        Membership:  Anyone needing an application for membership, please see the Secretary, Rod Vorndam, K9ROD for an application.

Unfinished Business: Russ Locke, K5FJR who spoke at the last meeting provided a report of activities the club or a club member could get involved in.  There are several things going on in April, but Russ suggested if you want to try something out the October MS-Ride to the River is a good place to start.  About 1500 bikes ride from New Braunfels to San Antonio.  This event is always looking for volunteers.  If interested contact Russ for more information.  There is also the Fiesta Wildflower Event April 22nd that starts at the Rolling Oaks Mall in San Antonio and the BPMS 150 in Houston April 28th & 29th.  It was mentioned that the Club participated in the HEB110 a few years ago.  For more information on that, please check their web site.

New Business:  Field Day is just around the corner, June 23rd & 24th. More planning to come, but more operators are needed.  If you would like to help, please consider operating during this event. Last year we worked 5F and placed 13th nation wide!

Ken Nichols mentioned that Bass ProShop has small parts boxes on sale at a very good deal – 5 for $10.

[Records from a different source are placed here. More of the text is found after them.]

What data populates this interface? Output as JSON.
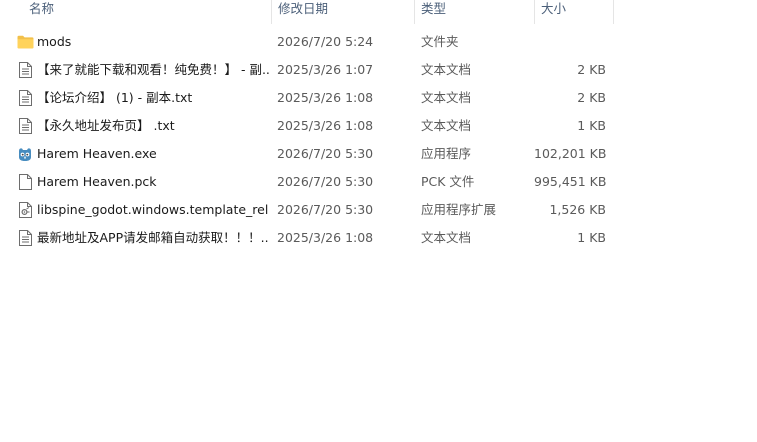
{
  "columns": {
    "name": "名称",
    "date": "修改日期",
    "type": "类型",
    "size": "大小"
  },
  "files": [
    {
      "name": "mods",
      "date": "2026/7/20 5:24",
      "type": "文件夹",
      "size": "",
      "icon": "folder-icon"
    },
    {
      "name": "【来了就能下载和观看！纯免费！】 - 副...",
      "date": "2025/3/26 1:07",
      "type": "文本文档",
      "size": "2 KB",
      "icon": "text-document-icon"
    },
    {
      "name": "【论坛介绍】 (1) - 副本.txt",
      "date": "2025/3/26 1:08",
      "type": "文本文档",
      "size": "2 KB",
      "icon": "text-document-icon"
    },
    {
      "name": "【永久地址发布页】 .txt",
      "date": "2025/3/26 1:08",
      "type": "文本文档",
      "size": "1 KB",
      "icon": "text-document-icon"
    },
    {
      "name": "Harem Heaven.exe",
      "date": "2026/7/20 5:30",
      "type": "应用程序",
      "size": "102,201 KB",
      "icon": "godot-app-icon"
    },
    {
      "name": "Harem Heaven.pck",
      "date": "2026/7/20 5:30",
      "type": "PCK 文件",
      "size": "995,451 KB",
      "icon": "blank-file-icon"
    },
    {
      "name": "libspine_godot.windows.template_rel...",
      "date": "2026/7/20 5:30",
      "type": "应用程序扩展",
      "size": "1,526 KB",
      "icon": "dll-file-icon"
    },
    {
      "name": "最新地址及APP请发邮箱自动获取！！！...",
      "date": "2025/3/26 1:08",
      "type": "文本文档",
      "size": "1 KB",
      "icon": "text-document-icon"
    }
  ]
}
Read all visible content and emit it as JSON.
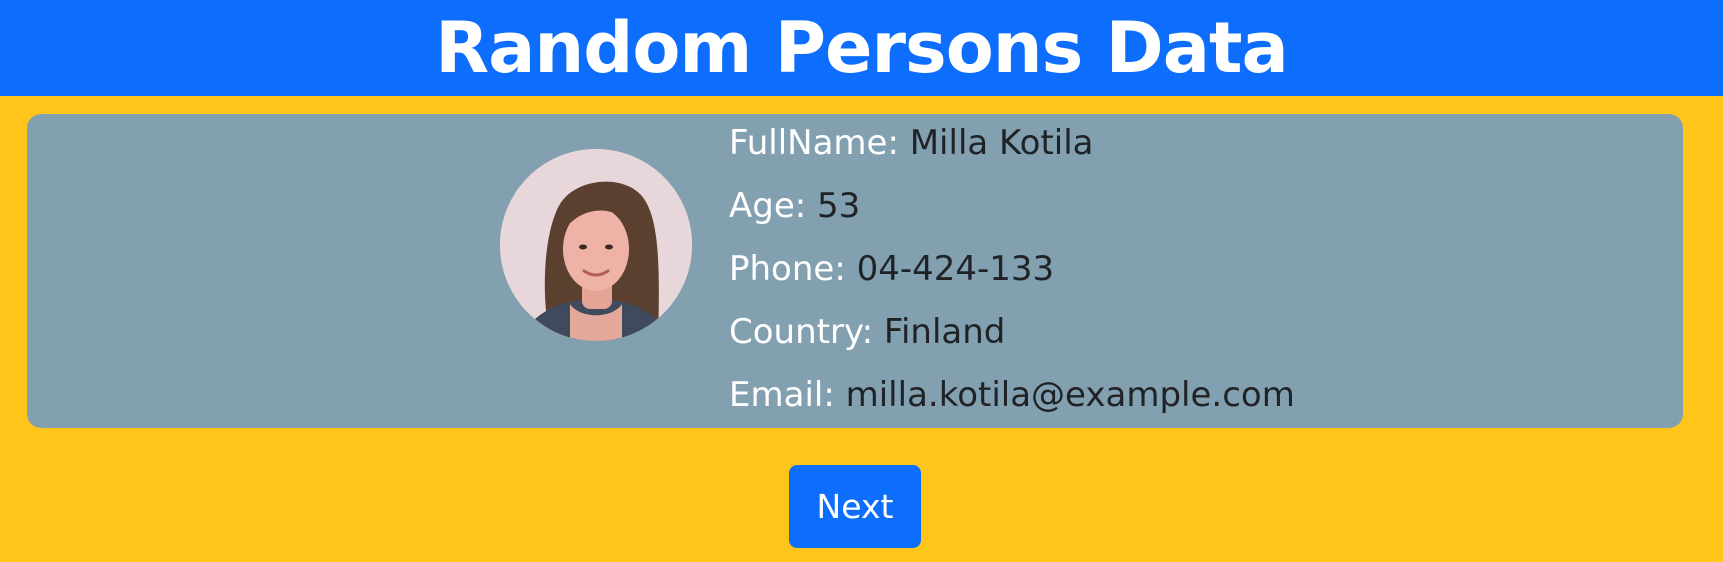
{
  "header": {
    "title": "Random Persons Data"
  },
  "person": {
    "full_name_label": "FullName:",
    "full_name": "Milla Kotila",
    "age_label": "Age:",
    "age": "53",
    "phone_label": "Phone:",
    "phone": "04-424-133",
    "country_label": "Country:",
    "country": "Finland",
    "email_label": "Email:",
    "email": "milla.kotila@example.com"
  },
  "controls": {
    "next_label": "Next"
  },
  "colors": {
    "page_background": "#ffc51b",
    "header_background": "#0d6efd",
    "card_background": "#83a0b0",
    "button_background": "#0d6efd"
  }
}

A raffle was held by Ron, KF5SIJ. $39 was raised.  Ron won the raffle and donated the money back to the club.

Presentation:    6 Meters – “The Magic Band” was presented by Rod Vorndam, K9ROD. The topic covered Rod’s experience as a new ham on the 6 meter band.  He pointed out how much fun a new ham could have with very little cost that was very similar to hunting DX on HF. Rod emphasized the importance of propagation and provided a link to his propagation web page - http://www.k9rod.net/Propagation.html

Meeting was adjourned at 8:52 pm

Club Repeaters

 

KARS provides and maintains the following repeaters with the call sign KB5TX

VHF:  145.19 (-) pl tone 88.5

VHF:  146.64 (-) pl tone 88.5

 

Doug Becker, W5VEO, provides and maintains two UHF repeaters for our use

UHF:  444.900 (+) pl tone 123.  [Temporarily off the air]

UHF:  444.750 (+) pl tone 162.2

 

Mail Address

KARS

PO Box 1732

Boerne, TX 78006

 

Website

info@kb5tx.org

 

Officers and Directors

 

President:  B. David Moore, N7RF

V. President:  Steve Lazar, W5SCL

Secretary:  Rodney Vorndam, K9ROD

Treasurer:  Ron Wood, KF5SIJ

Director:  Al Walters, K5NOF

Director:  Marsh Pronneke, WA5UBO

Director:  Starr Center, KI5SC

 

 

 

KARSNEWS Editor:  Starr Center, KI5SC  email:  starr@arrl.net